→ Work item:
Every entry, start to finish, should be printed verbatim without pictures.
--- Extracted records Enclosed Below ---
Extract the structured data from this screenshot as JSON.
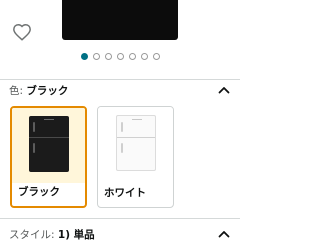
{
  "product": {
    "image_alt": "refrigerator-product-image",
    "gallery": {
      "total": 7,
      "active_index": 0
    }
  },
  "icons": {
    "favorite": "heart-outline-icon",
    "collapse": "chevron-up-icon"
  },
  "color_section": {
    "label": "色:",
    "selected": "ブラック",
    "options": [
      {
        "name": "ブラック",
        "selected": true
      },
      {
        "name": "ホワイト",
        "selected": false
      }
    ]
  },
  "style_section": {
    "label": "スタイル:",
    "selected": "1) 単品"
  },
  "colors": {
    "accent": "#007185",
    "selected_border": "#e48a00",
    "selected_swatch_bg": "#fff6da",
    "divider": "#d5d9d9"
  }
}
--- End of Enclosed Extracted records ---
→ Exercise solution:
Extract the structured data from this screenshot as JSON.
{
  "product": {
    "image_alt": "refrigerator-product-image",
    "gallery": {
      "total": 7,
      "active_index": 0
    }
  },
  "icons": {
    "favorite": "heart-outline-icon",
    "collapse": "chevron-up-icon"
  },
  "color_section": {
    "label": "色:",
    "selected": "ブラック",
    "options": [
      {
        "name": "ブラック",
        "selected": true
      },
      {
        "name": "ホワイト",
        "selected": false
      }
    ]
  },
  "style_section": {
    "label": "スタイル:",
    "selected": "1) 単品"
  },
  "colors": {
    "accent": "#007185",
    "selected_border": "#e48a00",
    "selected_swatch_bg": "#fff6da",
    "divider": "#d5d9d9"
  }
}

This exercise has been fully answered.